Sevigny, the fourth owner of the iconic business, said he does not have a definitive closing date, but he is aiming for the end of September.
In the meantime, he is clearing out his inventory with an immediate sale of his current stock. All seasonal items and paper napkins are 40% off. Bags, ribbons and wrapping paper are 25% off the regular price. “Business closing” signs will be in the windows tomorrow, Friday, July 17, 2020.
Twenty-one Exchange Street is the third location for this card and stationery business. The first location was at 13 Exchange Street; the second location was at 17 Exchange Street and this business has been at 21 Exchange Street for the past eight years.
Sevigny left the 17 Exchange Street address because of a series of never ending leaks coming from the apartments above. “Water leaks are hard on paper products,” said Sevigny grinning. His landlord was Joe Soley. He has nothing but high praise for his current landlord with whom he still has a significant lease.
I’m devastated of course by this decision because I’ve been here for 20 years,” he said. “But I’m fortunate that I’m old because I can get social security. But I’ve never experienced anything like this in terms of sales. There is no foot traffic here.”
Sevigny said he plans on focusing on the wholesale distribution of note cards under the name: Lighthouse Letterpress. The company already has accounts on Cape Cod and in the Boston area. The company has over 100 designs for the product line – known for its simplicity of design and elegance. Part of the success of The Paper Patch to date has been that he sold cards and other products from small and independent companies. “I sold no mass marketing paper products that will be found in grocery and drug stores.”

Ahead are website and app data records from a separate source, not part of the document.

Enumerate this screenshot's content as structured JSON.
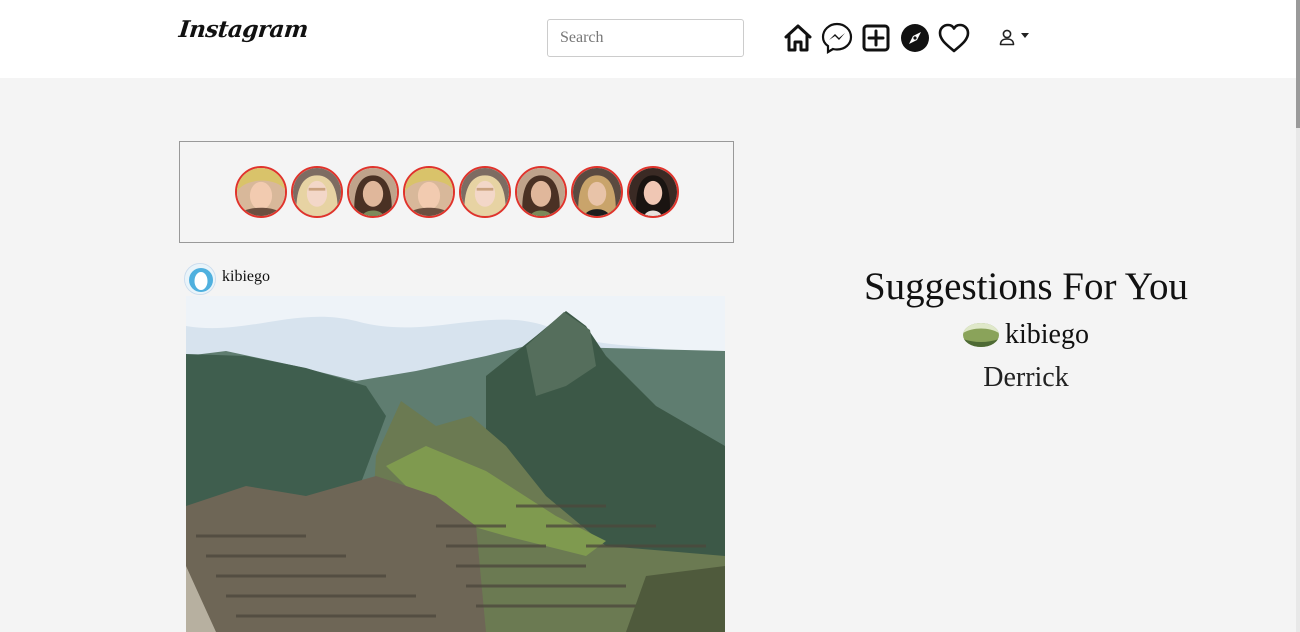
{
  "app": {
    "logo_text": "Instagram"
  },
  "search": {
    "placeholder": "Search",
    "value": ""
  },
  "nav": {
    "icons": [
      "home-icon",
      "messenger-icon",
      "new-post-icon",
      "explore-icon",
      "heart-icon"
    ],
    "profile_icon": "user-icon"
  },
  "stories": {
    "count": 8,
    "ring_color": "#e0332b"
  },
  "post": {
    "username": "kibiego",
    "image": "mountain-ruins-photo"
  },
  "suggestions": {
    "title": "Suggestions For You",
    "items": [
      {
        "username": "kibiego",
        "has_avatar": true
      },
      {
        "username": "Derrick",
        "has_avatar": false
      }
    ]
  },
  "colors": {
    "navbar_bg": "#ffffff",
    "page_bg": "#f4f4f4",
    "story_ring": "#e0332b"
  }
}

Dean Cole, owner of D. Cole Jewelers for over forty years, said today: “We are old timers here. It is so sad to see a long-time business closing. We are doing the best we can. It’s a trickle down economy. If restaurants do well, it helps everyone.”